Prompt: A faithful, word-for-word copy of the records is required, and it must contain no pictures.

The input:
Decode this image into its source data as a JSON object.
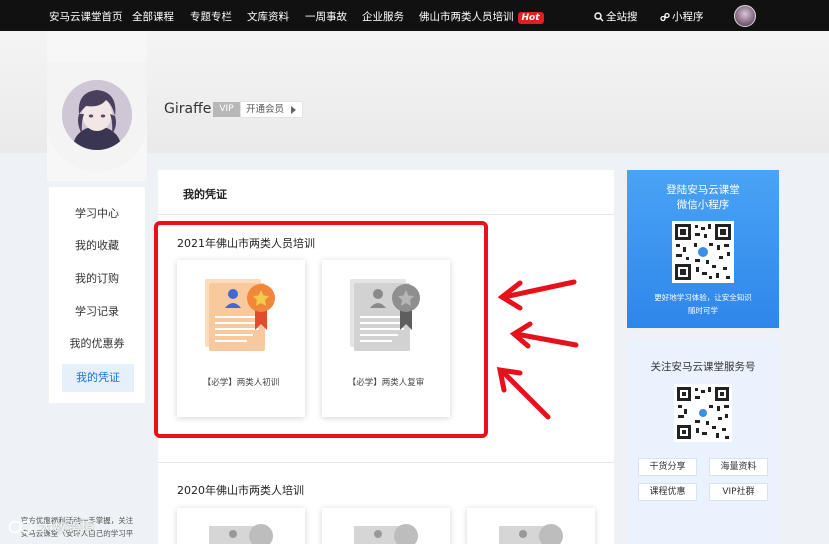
{
  "nav": {
    "items": [
      "安马云课堂首页",
      "全部课程",
      "专题专栏",
      "文库资料",
      "一周事故",
      "企业服务",
      "佛山市两类人员培训"
    ],
    "hot_badge": "Hot",
    "search_label": "全站搜",
    "miniprogram_label": "小程序"
  },
  "profile": {
    "username": "Giraffe",
    "vip_badge": "VIP",
    "open_vip_label": "开通会员"
  },
  "sidebar": {
    "items": [
      {
        "label": "学习中心"
      },
      {
        "label": "我的收藏"
      },
      {
        "label": "我的订购"
      },
      {
        "label": "学习记录"
      },
      {
        "label": "我的优惠券"
      },
      {
        "label": "我的凭证",
        "active": true
      }
    ]
  },
  "main": {
    "title": "我的凭证",
    "sections": [
      {
        "title": "2021年佛山市两类人员培训",
        "certificates": [
          {
            "label": "【必学】两类人初训",
            "status": "colored"
          },
          {
            "label": "【必学】两类人复审",
            "status": "gray"
          }
        ]
      },
      {
        "title": "2020年佛山市两类人培训"
      }
    ]
  },
  "right": {
    "miniprogram_card": {
      "title_line1": "登陆安马云课堂",
      "title_line2": "微信小程序",
      "desc_line1": "更好地学习体验，让安全知识",
      "desc_line2": "随时可学"
    },
    "service_card": {
      "title": "关注安马云课堂服务号",
      "tags": [
        "干货分享",
        "海量资料",
        "课程优惠",
        "VIP社群"
      ],
      "desc_line1": "官方优惠福利活动一手掌握，关注",
      "desc_line2": "安马云课堂（安环人自己的学习平"
    }
  },
  "watermark": "大数跨境",
  "colors": {
    "nav_bg": "#111111",
    "accent_blue": "#1a73d9",
    "hot_red": "#e02020",
    "annotation_red": "#e8101a",
    "cert_orange": "#f0873a"
  }
}
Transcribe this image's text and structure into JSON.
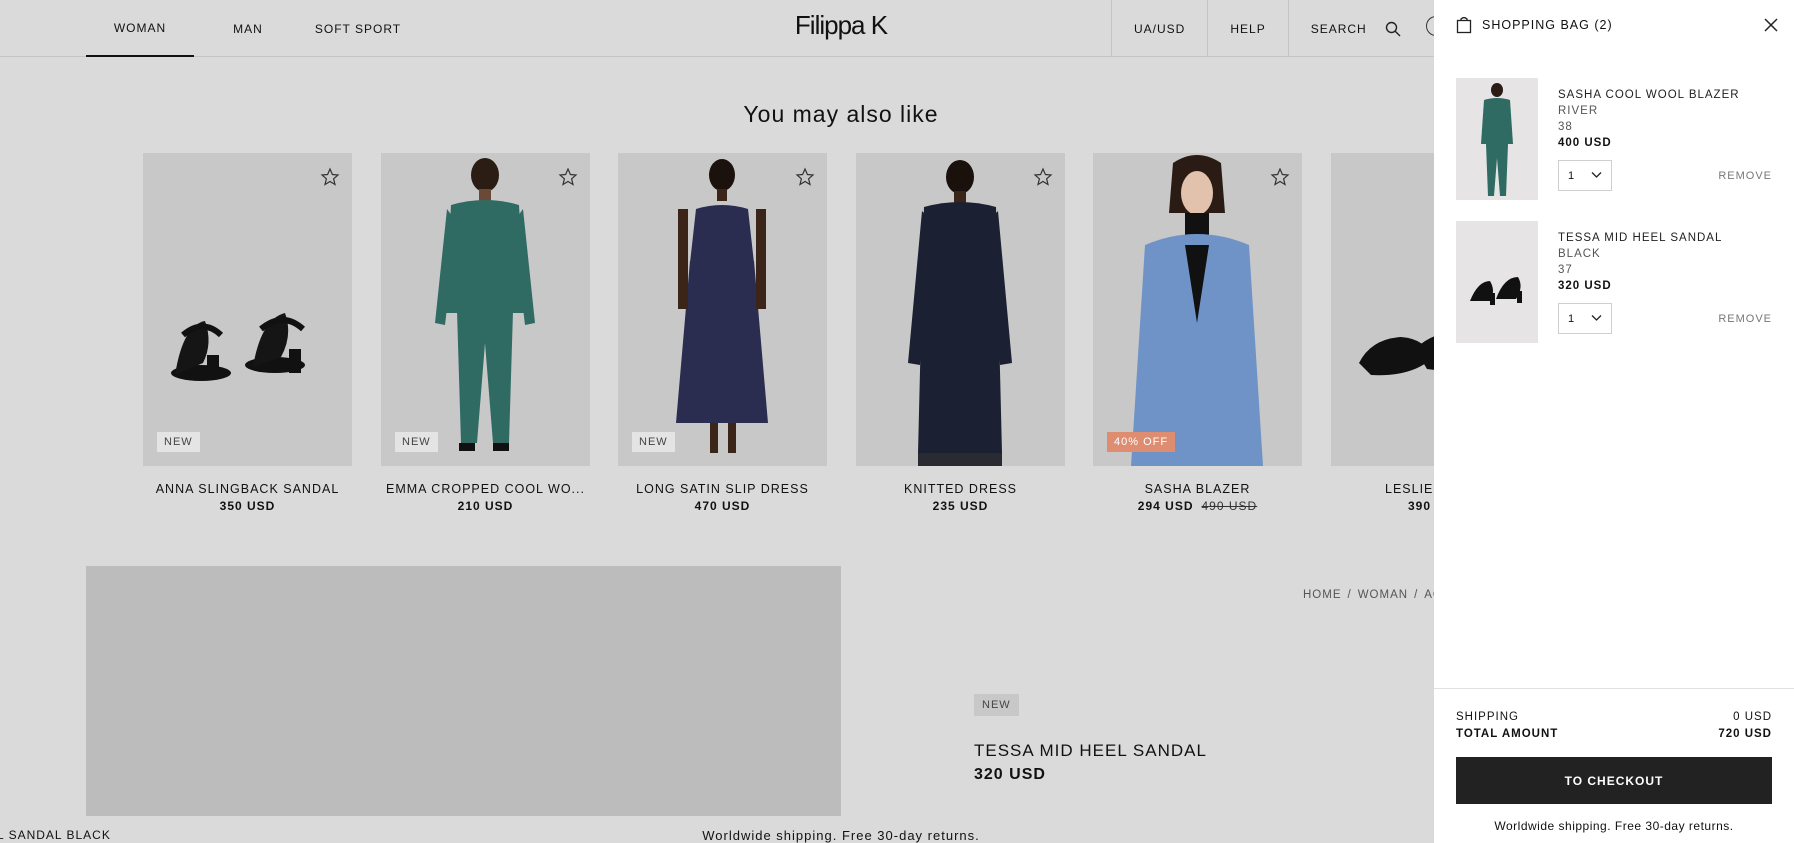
{
  "header": {
    "nav": [
      "WOMAN",
      "MAN",
      "SOFT SPORT"
    ],
    "logo": "Filippa K",
    "currency": "UA/USD",
    "help": "HELP",
    "search": "SEARCH",
    "icons": [
      "search-icon",
      "account-icon"
    ]
  },
  "recommendations": {
    "title": "You may also like",
    "items": [
      {
        "name": "ANNA SLINGBACK SANDAL",
        "price": "350 USD",
        "badge": "NEW"
      },
      {
        "name": "EMMA CROPPED COOL WO...",
        "price": "210 USD",
        "badge": "NEW"
      },
      {
        "name": "LONG SATIN SLIP DRESS",
        "price": "470 USD",
        "badge": "NEW"
      },
      {
        "name": "KNITTED DRESS",
        "price": "235 USD",
        "badge": ""
      },
      {
        "name": "SASHA BLAZER",
        "price": "294 USD",
        "old_price": "490 USD",
        "badge": "40% OFF"
      },
      {
        "name": "LESLIE",
        "price": "390",
        "badge": ""
      }
    ]
  },
  "product": {
    "breadcrumb": [
      "HOME",
      "WOMAN",
      "AC"
    ],
    "badge": "NEW",
    "name": "TESSA MID HEEL SANDAL",
    "price": "320 USD"
  },
  "ticker": "EL SANDAL BLACK",
  "footer_note": "Worldwide shipping. Free 30-day returns.",
  "cart": {
    "title": "SHOPPING BAG (2)",
    "items": [
      {
        "name": "SASHA COOL WOOL BLAZER",
        "color": "RIVER",
        "size": "38",
        "price": "400 USD",
        "qty": "1",
        "remove": "REMOVE"
      },
      {
        "name": "TESSA MID HEEL SANDAL",
        "color": "BLACK",
        "size": "37",
        "price": "320 USD",
        "qty": "1",
        "remove": "REMOVE"
      }
    ],
    "shipping_label": "SHIPPING",
    "shipping_value": "0 USD",
    "total_label": "TOTAL AMOUNT",
    "total_value": "720 USD",
    "checkout": "TO CHECKOUT",
    "note": "Worldwide shipping. Free 30-day returns."
  },
  "colors": {
    "page_bg": "#dadada",
    "drawer_bg": "#ffffff",
    "checkout_bg": "#222222",
    "sale_badge": "#de8d70"
  }
}
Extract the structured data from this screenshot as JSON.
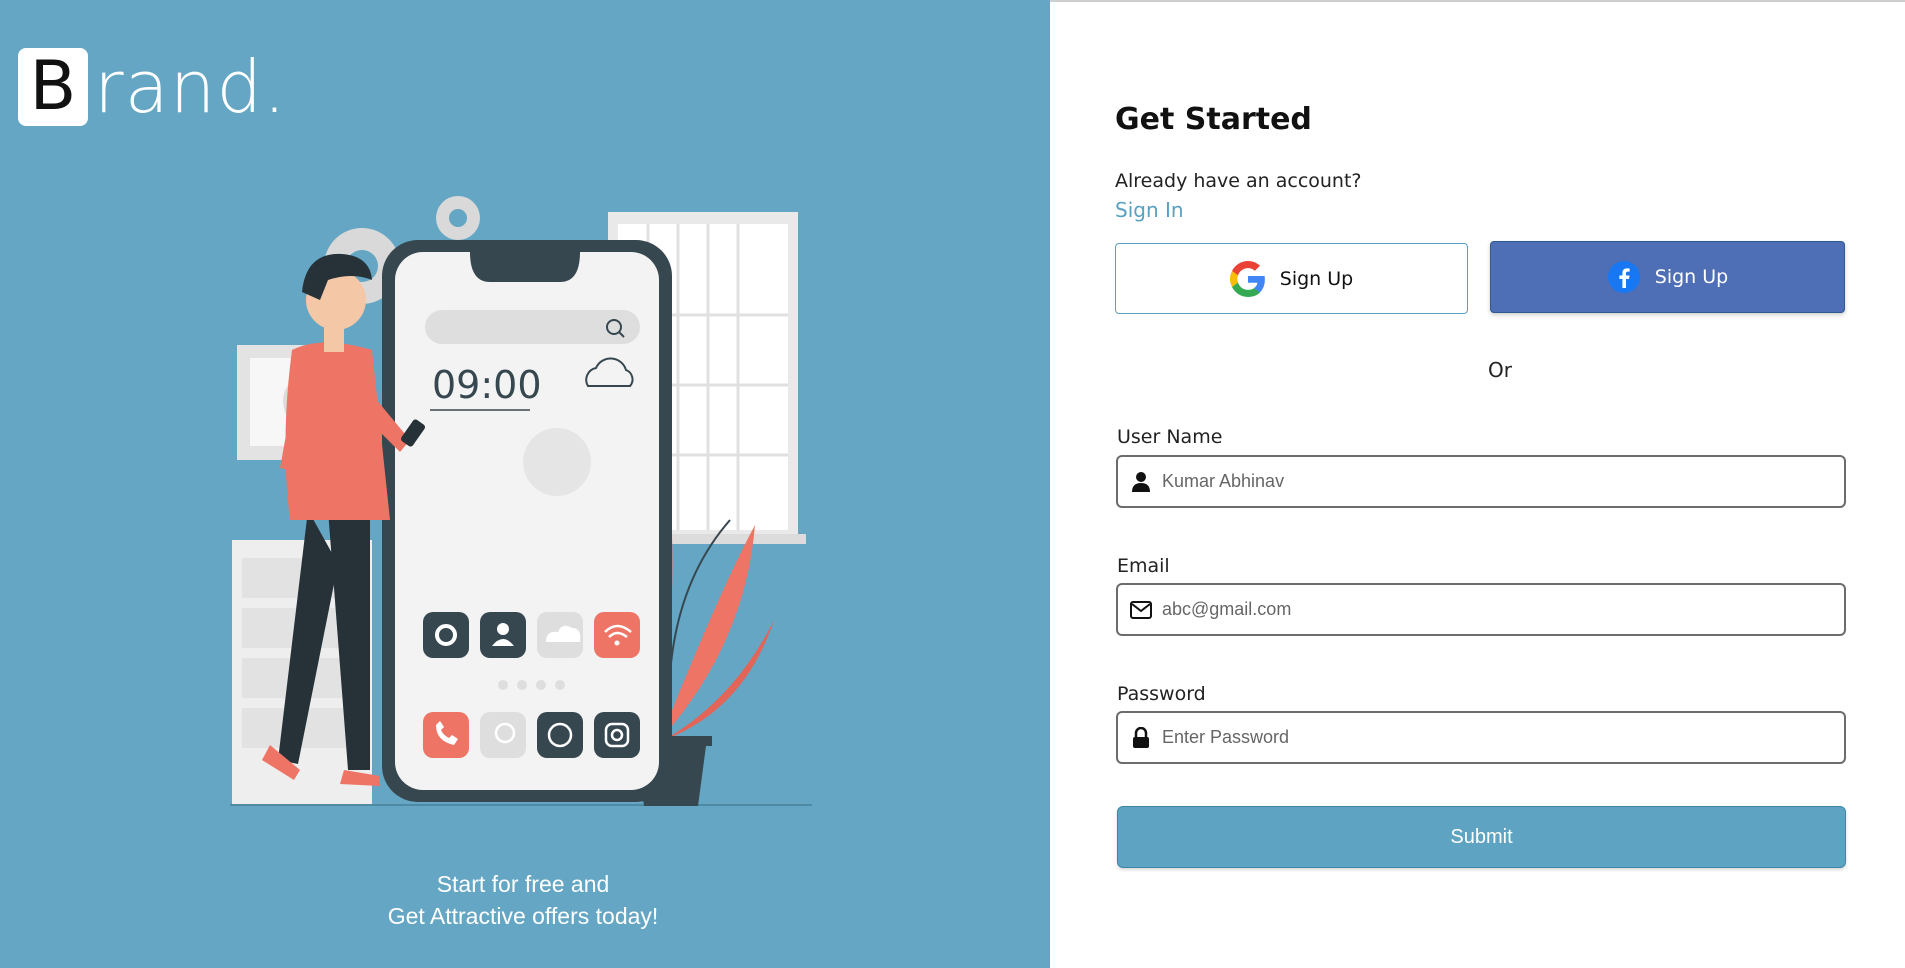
{
  "brand": {
    "initial": "B",
    "rest": "rand."
  },
  "illustration": {
    "clock": "09:00"
  },
  "tagline": {
    "line1": "Start for free and",
    "line2": "Get Attractive offers today!"
  },
  "form": {
    "title": "Get Started",
    "already_text": "Already have an account?",
    "signin_link": "Sign In",
    "google_button": "Sign Up",
    "facebook_button": "Sign Up",
    "or_text": "Or",
    "username": {
      "label": "User Name",
      "placeholder": "Kumar Abhinav"
    },
    "email": {
      "label": "Email",
      "placeholder": "abc@gmail.com"
    },
    "password": {
      "label": "Password",
      "placeholder": "Enter Password"
    },
    "submit": "Submit"
  },
  "colors": {
    "panel": "#64a6c3",
    "accent": "#5aa1c1",
    "facebook": "#4e6fb5",
    "coral": "#ee7566",
    "dark": "#37474f"
  },
  "icons": [
    "google-icon",
    "facebook-icon",
    "user-icon",
    "envelope-icon",
    "lock-icon"
  ]
}
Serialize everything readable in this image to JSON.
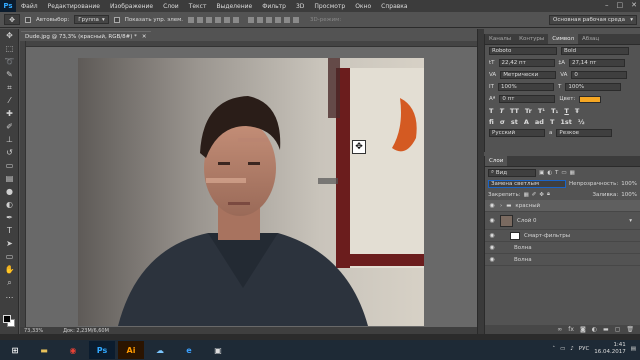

Answer section:
Decode this image into its source data as a JSON object.
{
  "nav": {
    "items": [
      "安马云课堂首页",
      "全部课程",
      "专题专栏",
      "文库资料",
      "一周事故",
      "企业服务",
      "佛山市两类人员培训"
    ],
    "hot_badge": "Hot",
    "search_label": "全站搜",
    "miniprogram_label": "小程序"
  },
  "profile": {
    "username": "Giraffe",
    "vip_badge": "VIP",
    "open_vip_label": "开通会员"
  },
  "sidebar": {
    "items": [
      {
        "label": "学习中心"
      },
      {
        "label": "我的收藏"
      },
      {
        "label": "我的订购"
      },
      {
        "label": "学习记录"
      },
      {
        "label": "我的优惠券"
      },
      {
        "label": "我的凭证",
        "active": true
      }
    ]
  },
  "main": {
    "title": "我的凭证",
    "sections": [
      {
        "title": "2021年佛山市两类人员培训",
        "certificates": [
          {
            "label": "【必学】两类人初训",
            "status": "colored"
          },
          {
            "label": "【必学】两类人复审",
            "status": "gray"
          }
        ]
      },
      {
        "title": "2020年佛山市两类人培训"
      }
    ]
  },
  "right": {
    "miniprogram_card": {
      "title_line1": "登陆安马云课堂",
      "title_line2": "微信小程序",
      "desc_line1": "更好地学习体验，让安全知识",
      "desc_line2": "随时可学"
    },
    "service_card": {
      "title": "关注安马云课堂服务号",
      "tags": [
        "干货分享",
        "海量资料",
        "课程优惠",
        "VIP社群"
      ],
      "desc_line1": "官方优惠福利活动一手掌握，关注",
      "desc_line2": "安马云课堂（安环人自己的学习平"
    }
  },
  "watermark": "大数跨境",
  "colors": {
    "nav_bg": "#111111",
    "accent_blue": "#1a73d9",
    "hot_red": "#e02020",
    "annotation_red": "#e8101a",
    "cert_orange": "#f0873a"
  }
}
Transcribe this image's text and structure into JSON.
{
  "header": {
    "nav": [
      "WOMAN",
      "MAN",
      "SOFT SPORT"
    ],
    "logo": "Filippa K",
    "currency": "UA/USD",
    "help": "HELP",
    "search": "SEARCH",
    "icons": [
      "search-icon",
      "account-icon"
    ]
  },
  "recommendations": {
    "title": "You may also like",
    "items": [
      {
        "name": "ANNA SLINGBACK SANDAL",
        "price": "350 USD",
        "badge": "NEW"
      },
      {
        "name": "EMMA CROPPED COOL WO...",
        "price": "210 USD",
        "badge": "NEW"
      },
      {
        "name": "LONG SATIN SLIP DRESS",
        "price": "470 USD",
        "badge": "NEW"
      },
      {
        "name": "KNITTED DRESS",
        "price": "235 USD",
        "badge": ""
      },
      {
        "name": "SASHA BLAZER",
        "price": "294 USD",
        "old_price": "490 USD",
        "badge": "40% OFF"
      },
      {
        "name": "LESLIE",
        "price": "390",
        "badge": ""
      }
    ]
  },
  "product": {
    "breadcrumb": [
      "HOME",
      "WOMAN",
      "AC"
    ],
    "badge": "NEW",
    "name": "TESSA MID HEEL SANDAL",
    "price": "320 USD"
  },
  "ticker": "EL SANDAL BLACK",
  "footer_note": "Worldwide shipping. Free 30-day returns.",
  "cart": {
    "title": "SHOPPING BAG (2)",
    "items": [
      {
        "name": "SASHA COOL WOOL BLAZER",
        "color": "RIVER",
        "size": "38",
        "price": "400 USD",
        "qty": "1",
        "remove": "REMOVE"
      },
      {
        "name": "TESSA MID HEEL SANDAL",
        "color": "BLACK",
        "size": "37",
        "price": "320 USD",
        "qty": "1",
        "remove": "REMOVE"
      }
    ],
    "shipping_label": "SHIPPING",
    "shipping_value": "0 USD",
    "total_label": "TOTAL AMOUNT",
    "total_value": "720 USD",
    "checkout": "TO CHECKOUT",
    "note": "Worldwide shipping. Free 30-day returns."
  },
  "colors": {
    "page_bg": "#dadada",
    "drawer_bg": "#ffffff",
    "checkout_bg": "#222222",
    "sale_badge": "#de8d70"
  }
}
Extract the structured data from this screenshot as JSON.
{
  "brand": {
    "initial": "B",
    "rest": "rand."
  },
  "illustration": {
    "clock": "09:00"
  },
  "tagline": {
    "line1": "Start for free and",
    "line2": "Get Attractive offers today!"
  },
  "form": {
    "title": "Get Started",
    "already_text": "Already have an account?",
    "signin_link": "Sign In",
    "google_button": "Sign Up",
    "facebook_button": "Sign Up",
    "or_text": "Or",
    "username": {
      "label": "User Name",
      "placeholder": "Kumar Abhinav"
    },
    "email": {
      "label": "Email",
      "placeholder": "abc@gmail.com"
    },
    "password": {
      "label": "Password",
      "placeholder": "Enter Password"
    },
    "submit": "Submit"
  },
  "colors": {
    "panel": "#64a6c3",
    "accent": "#5aa1c1",
    "facebook": "#4e6fb5",
    "coral": "#ee7566",
    "dark": "#37474f"
  },
  "icons": [
    "google-icon",
    "facebook-icon",
    "user-icon",
    "envelope-icon",
    "lock-icon"
  ]
}
Serialize everything readable in this image to JSON.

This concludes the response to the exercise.